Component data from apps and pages
--- START ---
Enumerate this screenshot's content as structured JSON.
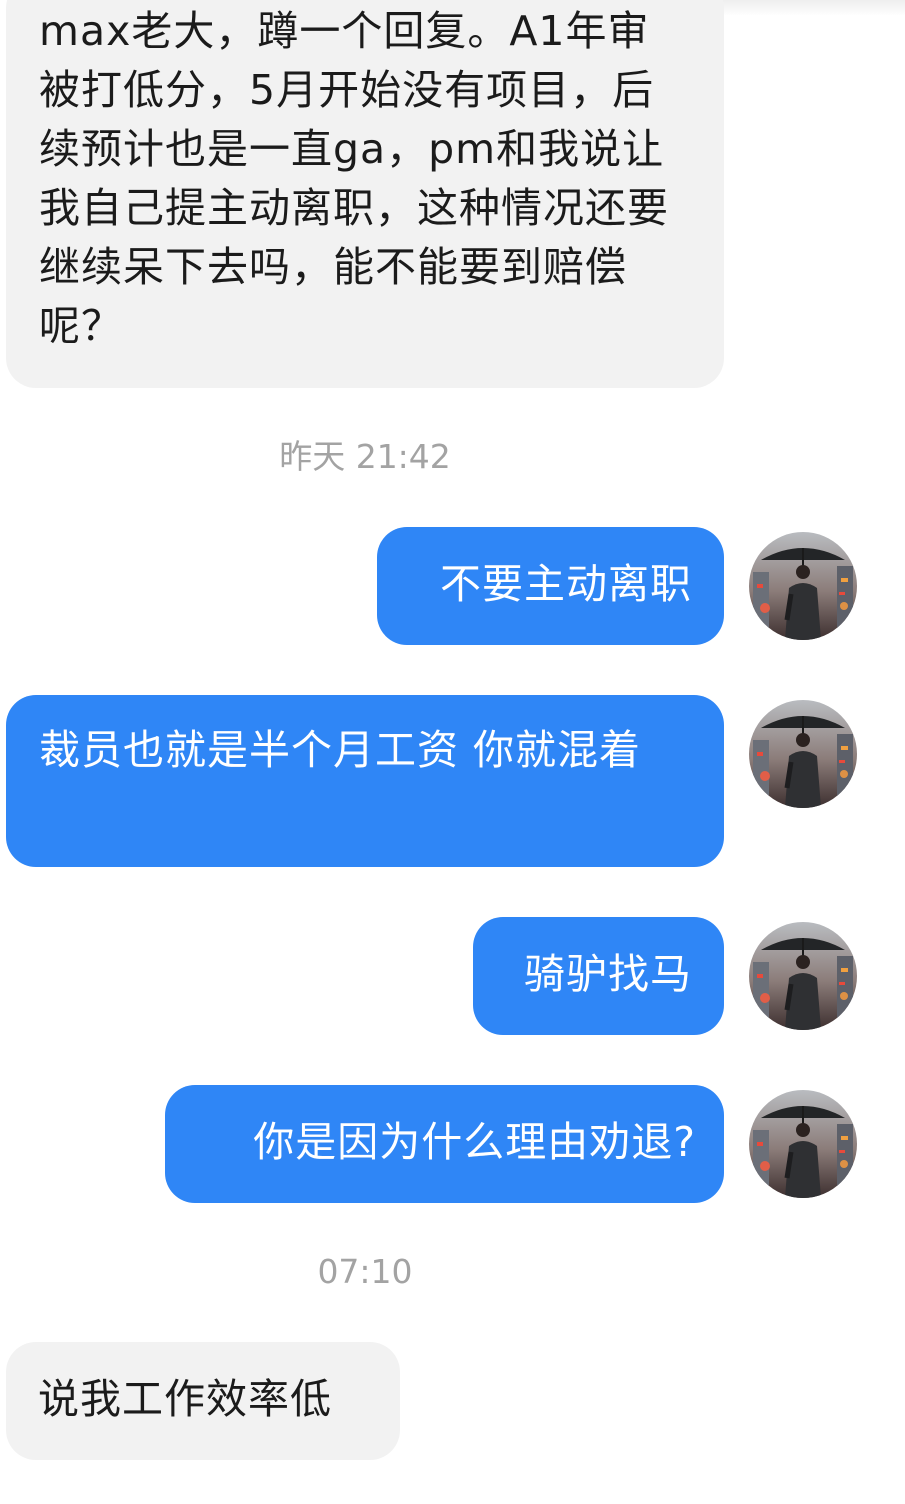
{
  "chat": {
    "messages": [
      {
        "direction": "incoming",
        "text": "max老大，蹲一个回复。A1年审被打低分，5月开始没有项目，后续预计也是一直ga，pm和我说让我自己提主动离职，这种情况还要继续呆下去吗，能不能要到赔偿呢？"
      },
      {
        "type": "timestamp",
        "text": "昨天 21:42"
      },
      {
        "direction": "outgoing",
        "text": "不要主动离职",
        "avatar": "user-avatar-umbrella"
      },
      {
        "direction": "outgoing",
        "text": "裁员也就是半个月工资 你就混着",
        "avatar": "user-avatar-umbrella"
      },
      {
        "direction": "outgoing",
        "text": "骑驴找马",
        "avatar": "user-avatar-umbrella"
      },
      {
        "direction": "outgoing",
        "text": "你是因为什么理由劝退?",
        "avatar": "user-avatar-umbrella"
      },
      {
        "type": "timestamp",
        "text": "07:10"
      },
      {
        "direction": "incoming",
        "text": "说我工作效率低"
      }
    ]
  },
  "colors": {
    "outgoing_bubble": "#2f86f6",
    "incoming_bubble": "#f2f2f2",
    "timestamp_text": "#a3a3a3"
  }
}
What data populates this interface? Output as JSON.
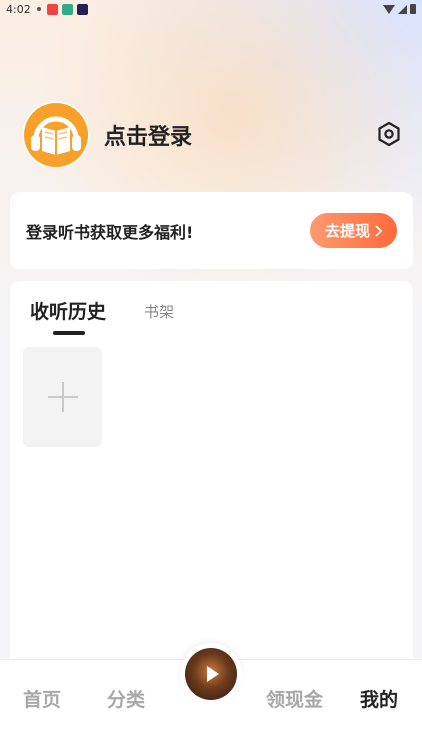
{
  "status_bar": {
    "time": "4:02"
  },
  "profile": {
    "login_label": "点击登录"
  },
  "promo": {
    "text": "登录听书获取更多福利!",
    "button_label": "去提现"
  },
  "history": {
    "tabs": [
      {
        "label": "收听历史",
        "active": true
      },
      {
        "label": "书架",
        "active": false
      }
    ]
  },
  "bottom_nav": {
    "items": [
      {
        "label": "首页",
        "active": false
      },
      {
        "label": "分类",
        "active": false
      },
      {
        "label": "领现金",
        "active": false
      },
      {
        "label": "我的",
        "active": true
      }
    ]
  },
  "colors": {
    "accent_orange": "#f7a02a",
    "button_gradient_start": "#ff9a6e",
    "button_gradient_end": "#ff6a3c"
  },
  "icons": {
    "avatar": "headphone-book-icon",
    "settings": "hexagon-settings-icon",
    "add": "plus-icon",
    "play": "play-icon"
  }
}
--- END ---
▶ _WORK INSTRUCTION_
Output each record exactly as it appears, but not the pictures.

▶ _TASK RESPONSE_
Enumerate this screenshot's content as structured JSON.
{
  "chat": {
    "messages": [
      {
        "direction": "incoming",
        "text": "max老大，蹲一个回复。A1年审被打低分，5月开始没有项目，后续预计也是一直ga，pm和我说让我自己提主动离职，这种情况还要继续呆下去吗，能不能要到赔偿呢？"
      },
      {
        "type": "timestamp",
        "text": "昨天 21:42"
      },
      {
        "direction": "outgoing",
        "text": "不要主动离职",
        "avatar": "user-avatar-umbrella"
      },
      {
        "direction": "outgoing",
        "text": "裁员也就是半个月工资 你就混着",
        "avatar": "user-avatar-umbrella"
      },
      {
        "direction": "outgoing",
        "text": "骑驴找马",
        "avatar": "user-avatar-umbrella"
      },
      {
        "direction": "outgoing",
        "text": "你是因为什么理由劝退?",
        "avatar": "user-avatar-umbrella"
      },
      {
        "type": "timestamp",
        "text": "07:10"
      },
      {
        "direction": "incoming",
        "text": "说我工作效率低"
      }
    ]
  },
  "colors": {
    "outgoing_bubble": "#2f86f6",
    "incoming_bubble": "#f2f2f2",
    "timestamp_text": "#a3a3a3"
  }
}
What data populates this interface? Output as JSON.
{
  "status_bar": {
    "time": "4:02"
  },
  "profile": {
    "login_label": "点击登录"
  },
  "promo": {
    "text": "登录听书获取更多福利!",
    "button_label": "去提现"
  },
  "history": {
    "tabs": [
      {
        "label": "收听历史",
        "active": true
      },
      {
        "label": "书架",
        "active": false
      }
    ]
  },
  "bottom_nav": {
    "items": [
      {
        "label": "首页",
        "active": false
      },
      {
        "label": "分类",
        "active": false
      },
      {
        "label": "领现金",
        "active": false
      },
      {
        "label": "我的",
        "active": true
      }
    ]
  },
  "colors": {
    "accent_orange": "#f7a02a",
    "button_gradient_start": "#ff9a6e",
    "button_gradient_end": "#ff6a3c"
  },
  "icons": {
    "avatar": "headphone-book-icon",
    "settings": "hexagon-settings-icon",
    "add": "plus-icon",
    "play": "play-icon"
  }
}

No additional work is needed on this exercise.